Current Learning

I’m reading about bodies a lot, particularly black bodies, and I’m also reading about trauma, though not trauma theory per se. I’m doing this for my course of study and because my courses are of interest to me, I’m doing this for me.

These readings are at work on my consciousness, hopefully helping me think about and see people in their bodies. I’d like to be a person who knows how to actually participate, in a healing way, in the lives of people who have been hurt.

As a man who’s trying to live in his body and who feels that everyday, with all the nuances that falling on the floor with my boys brings; or being kicked while sparring offers the second day after that class; or after sitting too long and hearing of sounds of my loosening joints; or, hell, waking up and getting out of bed and needing what my yoga teacher calls a full body stretch (who knew I’d need to do that?); as that person, it’s getting harder to forget about my body.

I like remembering my body, acquainting myself with this physical blackness that walks through the world. And I’m starting to re-view history of the last couple years when I was just going and going and holding at bay this awareness. I’m learning how to notice my self.

I hope I’m learning how to notice the same self in others. I think it’s getting easier to consider, to see, and to hold in my gaze and in my mind the bodies of others.

I wonder what you hope you’re learning? What are you currently seeing?




I walked in and saw the group of you, people I didn’t know but did. It was good to see you. Good to be with you. Good to be both known and unknown by you.

When one of you stretched out that familiar arm, draped in black and pointed to the wall, I took the invitation and the smile with it and went to my seat.

The old cushion was, like every face, a reminder. A reminder of things from before. Of organ music and hugs. Of cracked pieces of crackers and juice. Of microphones and fans. Of old people and young people. Of splendid togetherness.

Starting with you for those hours and hearing my senior colleague speak to his beloved relative about what was ahead; tracking the promise in the midst of a church’s choice to call a new pastor; praying for the strength of your emerging bond as church and leader; it was all familiar and wonderful.
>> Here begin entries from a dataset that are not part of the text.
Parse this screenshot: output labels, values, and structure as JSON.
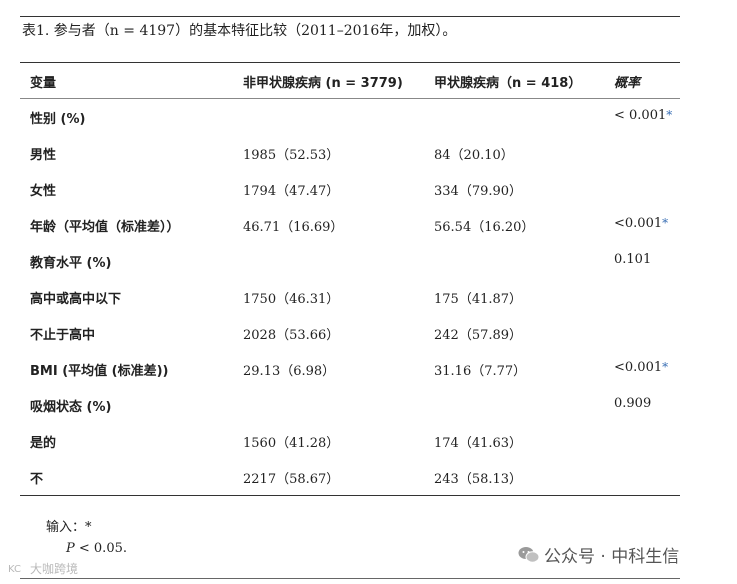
{
  "caption": "表1. 参与者（n = 4197）的基本特征比较（2011–2016年，加权）。",
  "headers": [
    "变量",
    "非甲状腺疾病 (n = 3779)",
    "甲状腺疾病（n = 418）",
    "概率"
  ],
  "rows": [
    {
      "label": "性别 (%)",
      "c1": "",
      "c2": "",
      "p": "< 0.001",
      "star": "*"
    },
    {
      "label": "男性",
      "c1": "1985（52.53）",
      "c2": "84（20.10）",
      "p": "",
      "star": ""
    },
    {
      "label": "女性",
      "c1": "1794（47.47）",
      "c2": "334（79.90）",
      "p": "",
      "star": ""
    },
    {
      "label": "年龄（平均值（标准差））",
      "c1": "46.71（16.69）",
      "c2": "56.54（16.20）",
      "p": "<0.001",
      "star": "*"
    },
    {
      "label": "教育水平 (%)",
      "c1": "",
      "c2": "",
      "p": "0.101",
      "star": ""
    },
    {
      "label": "高中或高中以下",
      "c1": "1750（46.31）",
      "c2": "175（41.87）",
      "p": "",
      "star": ""
    },
    {
      "label": "不止于高中",
      "c1": "2028（53.66）",
      "c2": "242（57.89）",
      "p": "",
      "star": ""
    },
    {
      "label": "BMI (平均值 (标准差))",
      "c1": "29.13（6.98）",
      "c2": "31.16（7.77）",
      "p": "<0.001",
      "star": "*"
    },
    {
      "label": "吸烟状态 (%)",
      "c1": "",
      "c2": "",
      "p": "0.909",
      "star": ""
    },
    {
      "label": "是的",
      "c1": "1560（41.28）",
      "c2": "174（41.63）",
      "p": "",
      "star": ""
    },
    {
      "label": "不",
      "c1": "2217（58.67）",
      "c2": "243（58.13）",
      "p": "",
      "star": ""
    }
  ],
  "note": {
    "line1": "输入：*",
    "p_symbol": "P",
    "p_text": "< 0.05."
  },
  "watermarks": {
    "left": "大咖跨境",
    "right": "公众号 · 中科生信"
  }
}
It was all new and unknown.

It was a faith community doing what faith communities do. It was good to be with you.

What If

What if your faith community gathered together today or tomorrow and, rather than participated in your planned liturgy, decided to claim the closest Muslim community as your neighbor?
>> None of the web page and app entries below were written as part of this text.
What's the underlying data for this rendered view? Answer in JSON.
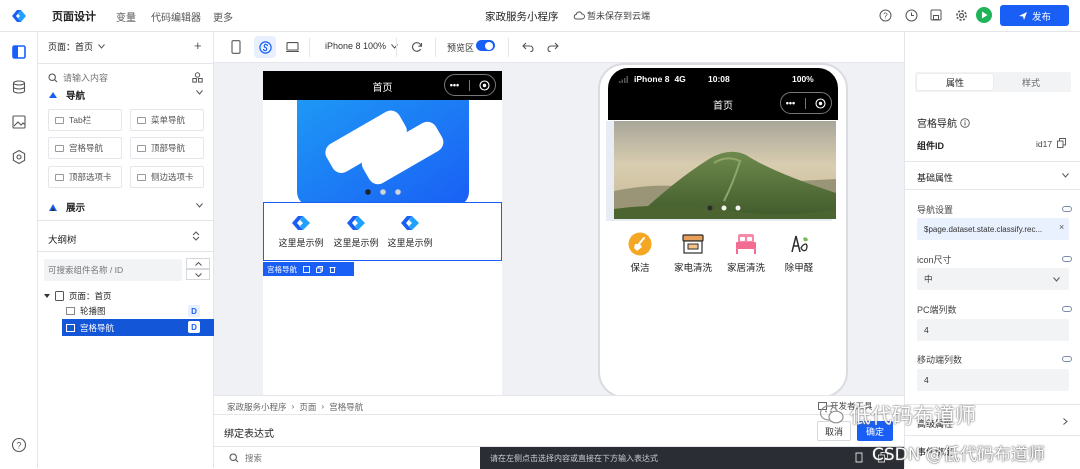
{
  "header": {
    "tab_page_design": "页面设计",
    "tab_variables": "变量",
    "tab_code_editor": "代码编辑器",
    "tab_more": "更多",
    "app_title": "家政服务小程序",
    "cloud_status": "暂未保存到云端",
    "publish_label": "发布"
  },
  "left": {
    "page_select": "页面：首页",
    "search_placeholder": "请输入内容",
    "group_nav": "导航",
    "components": [
      "Tab栏",
      "菜单导航",
      "宫格导航",
      "顶部导航",
      "顶部选项卡",
      "侧边选项卡"
    ],
    "group_display": "展示",
    "outline_title": "大纲树",
    "outline_search_placeholder": "可搜索组件名称 / ID",
    "tree": [
      {
        "label": "页面：首页",
        "badge": ""
      },
      {
        "label": "轮播图",
        "badge": "D"
      },
      {
        "label": "宫格导航",
        "badge": "D"
      }
    ]
  },
  "toolbar": {
    "device": "iPhone 8 100%",
    "preview_label": "预览区",
    "preview_on": true
  },
  "editor_phone": {
    "title": "首页",
    "grid_items": [
      "这里是示例",
      "这里是示例",
      "这里是示例"
    ],
    "selected_label": "宫格导航"
  },
  "preview_phone": {
    "status_device": "iPhone 8",
    "status_net": "4G",
    "status_time": "10:08",
    "status_battery": "100%",
    "title": "首页",
    "nav_items": [
      {
        "label": "保洁",
        "icon": "broom-icon"
      },
      {
        "label": "家电清洗",
        "icon": "appliance-icon"
      },
      {
        "label": "家居清洗",
        "icon": "bed-icon"
      },
      {
        "label": "除甲醛",
        "icon": "formaldehyde-icon"
      }
    ]
  },
  "right": {
    "tab_props": "属性",
    "tab_style": "样式",
    "component_name": "宫格导航",
    "id_label": "组件ID",
    "id_value": "id17",
    "section_basic": "基础属性",
    "nav_setting_label": "导航设置",
    "nav_setting_value": "$page.dataset.state.classify.rec...",
    "icon_size_label": "icon尺寸",
    "icon_size_value": "中",
    "pc_cols_label": "PC端列数",
    "pc_cols_value": "4",
    "mobile_cols_label": "移动端列数",
    "mobile_cols_value": "4",
    "more_label": "高级属性",
    "event_label": "事件绑定"
  },
  "bottom": {
    "breadcrumb": [
      "家政服务小程序",
      "页面",
      "宫格导航"
    ],
    "open_tools": "开发者工具",
    "bind_title": "绑定表达式",
    "cancel": "取消",
    "confirm": "确定",
    "search_placeholder": "搜索",
    "hint": "请在左侧点击选择内容或直接在下方输入表达式"
  },
  "watermark": {
    "text1": "低代码布道师",
    "text2": "CSDN @低代码布道师"
  },
  "colors": {
    "accent": "#1a5ff5",
    "green": "#1fb45a",
    "selected_bg": "#1456d8"
  }
}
What if you contacted the leader there, let that person know that you and your people were coming to support them, to stand in solidarity, to pray in love, and to witness to the possible?

What if your church expanded its definition of an encounter with God so that you saw the Eucharist, the Mass, the body and the blood in, now, the broken bodies of the latest victim of ever-present, simmering, structured, resilient evils representing themselves as having to do with goodness?

What if your community of faith added to its solid theology a pointed plan to always claim the latest least of these by re-working agendas in order to show up, to initiate the call to worship around that black church basement, around those riddled walls of that synagogue, and just outside the caution tape and close enough to see shreds of scattered prayer rugs?

What if you believed that God believed that being present meant going and waiting, going and crying, going and replacing your order of service in your city or your suburb so that the order came from the dizzying chaos of no order and blasted hope and suffering?

What if you took seriously the deepest pains of your folk and your people and used that pain to turn outward to the folks you have yet to see?

What if those previously unseen people started to look like you, your beautiful faith community, and your spiritual family until it became completely unsettling to do what your leadership committee planned for this fiscal year?

What if you took a risk to respond to this moment?

What if you committed to doing more as a spiritual practice, to inviting others to do more, and to staying inspired to make “more” a new setting in the face of politically nourished xenophobia?

What if you queried your people and said in an authentic, your-own-voice-and-your-own-words-kinda-way, what will we do about this?

What if that question became standard in response to such tragedy?

What if you listened to their responses?